The craft of media planning needs to make a comeback. The strategy, insight, creativity and planning involved in the selection of media channels and buying decisions have never gone away. But media planning has declined in importance in recent years – with serious consequences.
The ad industry’s obsession with shiny, new digital toys and automation has been the most immediate problem. The whole ecosystem has become so complex and fragmented that advertisers and agencies are spending time on media co-ordination, instead of strategy and planning and ideas.
Then there’s the question of money. Advertisers have been squeezing fees, which has forced agency groups to look for other ways to boost profits, rather than focusing on clients’ needs. Some agencies have resorted to opaque trading practices, rigid processes and easily scalable products and services – all of which points to a hollowing-out of agency talent. Further evidence comes from media owners who say agencies have been farming out clients’ requests to them without giving a proper brief.
Worse still, brands and agencies have been neglecting context and the quality of the media environment in the pursuit of both cheap reach and short-term performance.
Consumers are not impressed. A survey by Credos, the Advertising Association’s think tank, found the British public’s favourability towards advertising has fallen to a record low of 25% because of problems such as ad bombardment and excessive frequency and targeting.
However, things are changing. The need for better media planning and curation has created a gap in the market. We are at "a drop-ball" moment, according to one leading planner, who likens the current state of play to when a football match restarts after an interruption, the ball is dropped on neutral turf and everyone makes a rush for it.

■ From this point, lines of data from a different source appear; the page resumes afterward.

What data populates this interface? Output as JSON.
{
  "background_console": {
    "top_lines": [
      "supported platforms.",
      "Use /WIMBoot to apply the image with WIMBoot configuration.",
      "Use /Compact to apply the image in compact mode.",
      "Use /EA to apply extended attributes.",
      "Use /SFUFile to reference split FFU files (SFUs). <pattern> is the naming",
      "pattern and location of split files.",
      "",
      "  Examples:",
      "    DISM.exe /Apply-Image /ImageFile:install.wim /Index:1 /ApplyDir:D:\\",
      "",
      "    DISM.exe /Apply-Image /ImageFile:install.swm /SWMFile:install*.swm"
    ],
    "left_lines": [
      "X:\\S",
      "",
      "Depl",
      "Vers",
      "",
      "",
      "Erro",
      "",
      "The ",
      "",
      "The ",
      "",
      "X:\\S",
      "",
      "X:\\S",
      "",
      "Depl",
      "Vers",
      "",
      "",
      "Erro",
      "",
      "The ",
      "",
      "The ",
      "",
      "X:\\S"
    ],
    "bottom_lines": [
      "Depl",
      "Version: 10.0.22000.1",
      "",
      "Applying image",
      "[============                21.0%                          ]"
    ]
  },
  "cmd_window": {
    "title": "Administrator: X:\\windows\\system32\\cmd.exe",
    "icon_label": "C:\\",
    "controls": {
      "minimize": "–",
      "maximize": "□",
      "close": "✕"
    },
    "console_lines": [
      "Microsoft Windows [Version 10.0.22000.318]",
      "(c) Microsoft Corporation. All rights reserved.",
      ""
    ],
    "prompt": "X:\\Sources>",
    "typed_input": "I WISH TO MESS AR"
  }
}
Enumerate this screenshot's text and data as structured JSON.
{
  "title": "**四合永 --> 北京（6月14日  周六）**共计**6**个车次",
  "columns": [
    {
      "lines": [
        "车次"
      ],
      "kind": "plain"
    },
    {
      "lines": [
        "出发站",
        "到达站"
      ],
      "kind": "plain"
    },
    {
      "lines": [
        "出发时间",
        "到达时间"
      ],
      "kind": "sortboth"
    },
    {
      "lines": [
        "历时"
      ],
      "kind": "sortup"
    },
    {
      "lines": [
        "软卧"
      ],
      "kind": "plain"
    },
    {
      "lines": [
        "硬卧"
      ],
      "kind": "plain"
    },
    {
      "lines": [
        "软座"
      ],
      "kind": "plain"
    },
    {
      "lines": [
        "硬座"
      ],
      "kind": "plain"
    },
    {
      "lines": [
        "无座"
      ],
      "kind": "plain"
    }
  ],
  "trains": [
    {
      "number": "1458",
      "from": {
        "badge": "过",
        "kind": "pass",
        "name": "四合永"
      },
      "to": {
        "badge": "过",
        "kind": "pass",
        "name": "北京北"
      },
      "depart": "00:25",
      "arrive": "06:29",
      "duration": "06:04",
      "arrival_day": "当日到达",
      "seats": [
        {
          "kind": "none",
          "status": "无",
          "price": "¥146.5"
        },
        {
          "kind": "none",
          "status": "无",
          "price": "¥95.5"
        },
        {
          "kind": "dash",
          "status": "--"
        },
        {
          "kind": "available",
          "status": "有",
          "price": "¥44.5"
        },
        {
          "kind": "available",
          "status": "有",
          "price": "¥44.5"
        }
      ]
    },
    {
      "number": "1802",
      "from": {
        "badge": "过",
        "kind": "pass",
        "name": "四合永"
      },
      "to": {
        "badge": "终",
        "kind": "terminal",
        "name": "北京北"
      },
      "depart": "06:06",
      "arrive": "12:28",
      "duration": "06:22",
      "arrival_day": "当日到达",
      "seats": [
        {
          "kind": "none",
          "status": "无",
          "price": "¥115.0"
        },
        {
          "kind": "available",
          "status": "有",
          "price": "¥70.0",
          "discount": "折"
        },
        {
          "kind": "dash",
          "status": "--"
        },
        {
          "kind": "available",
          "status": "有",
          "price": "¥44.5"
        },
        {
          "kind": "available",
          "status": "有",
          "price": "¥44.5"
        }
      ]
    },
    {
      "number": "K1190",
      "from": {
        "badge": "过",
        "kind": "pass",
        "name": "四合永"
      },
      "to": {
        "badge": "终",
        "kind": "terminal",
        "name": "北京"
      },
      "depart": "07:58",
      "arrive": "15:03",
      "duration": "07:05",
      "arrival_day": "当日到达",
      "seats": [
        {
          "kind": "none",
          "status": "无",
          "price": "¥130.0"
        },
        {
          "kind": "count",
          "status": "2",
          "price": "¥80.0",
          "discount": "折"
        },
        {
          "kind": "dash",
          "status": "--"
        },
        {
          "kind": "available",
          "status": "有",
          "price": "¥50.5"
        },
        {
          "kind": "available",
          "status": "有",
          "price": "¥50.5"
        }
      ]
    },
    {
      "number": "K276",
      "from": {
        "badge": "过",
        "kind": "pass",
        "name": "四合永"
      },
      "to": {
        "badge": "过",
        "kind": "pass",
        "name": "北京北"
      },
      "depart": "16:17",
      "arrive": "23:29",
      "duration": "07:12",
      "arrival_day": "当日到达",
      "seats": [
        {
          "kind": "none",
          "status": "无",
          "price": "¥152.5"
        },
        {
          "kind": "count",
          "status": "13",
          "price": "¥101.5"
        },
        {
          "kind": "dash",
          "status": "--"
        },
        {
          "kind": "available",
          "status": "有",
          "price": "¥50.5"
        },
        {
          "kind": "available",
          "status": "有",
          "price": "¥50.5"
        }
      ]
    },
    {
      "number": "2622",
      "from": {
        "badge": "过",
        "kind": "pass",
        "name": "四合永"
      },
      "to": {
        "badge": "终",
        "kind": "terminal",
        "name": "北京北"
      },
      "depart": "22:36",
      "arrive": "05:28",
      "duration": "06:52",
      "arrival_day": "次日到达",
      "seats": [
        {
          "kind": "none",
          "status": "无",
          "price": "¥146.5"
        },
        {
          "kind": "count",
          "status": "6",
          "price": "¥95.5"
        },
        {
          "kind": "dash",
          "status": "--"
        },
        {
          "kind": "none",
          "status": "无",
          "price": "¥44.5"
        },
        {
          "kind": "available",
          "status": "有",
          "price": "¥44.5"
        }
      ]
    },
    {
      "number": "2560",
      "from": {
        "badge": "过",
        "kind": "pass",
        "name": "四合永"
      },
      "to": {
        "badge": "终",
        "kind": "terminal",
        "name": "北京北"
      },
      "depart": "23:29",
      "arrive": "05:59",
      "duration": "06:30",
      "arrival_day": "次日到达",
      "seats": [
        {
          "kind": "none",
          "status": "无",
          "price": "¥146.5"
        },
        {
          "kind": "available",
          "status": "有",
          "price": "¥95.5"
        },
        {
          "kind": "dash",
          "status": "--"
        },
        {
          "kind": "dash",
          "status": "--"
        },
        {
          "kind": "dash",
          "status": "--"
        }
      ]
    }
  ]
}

The future of media planning is up for grabs. Advertisers and media owners want to get more involved and agencies need to raise their game. Some advertisers are already bypassing agencies for planning and buying. Ecommerce brands are used to handling search and social themselves in-house, and Google and Facebook have built large, client-facing teams to serve them.
Now other advertisers want to take more control of their communications and first-party data and to contract directly with the tech platforms, rather than depend on agencies.
Traditional media owners are also investing in planning and data as they look to collaborate directly with clients, although they insist they do not want to disintermediate agencies. Both ITV and Sky have recently recruited senior planners from the agency sector. Other media owners are beefing up their client teams, partly in response to the lack of attention from agencies.
All this is happening as a few tech giants keep sucking up most of the ad growth and nearly everyone else is struggling to grow. A good planner might advocate channel-neutral planning – picking the most suitable media channels for an advertiser, without worrying about the terms of the agency’s trading deal – but reality can be brutal, especially in a downturn.
Increasingly, advertisers and agencies and media owners are going to choose favoured business partners because they can’t afford to do great deals with everyone. That was part of the calculation for Publicis Groupe and Channel 4 as they sought to end their trading dispute in January.
Media planning is also becoming harder as advertisers wrestle with the competing demands of long-term brand-building and short-term sales performance. One agency strategy chief describes how some advertisers are putting their money in big brand activity to raise awareness and shape culture at the top of the marketing funnel and digital activity to convert sales at the bottom of the funnel – and neglecting the middle.
Better, joined-up media planning can make sense of this disarray. It might even help to rebuild the ad industry’s reputation.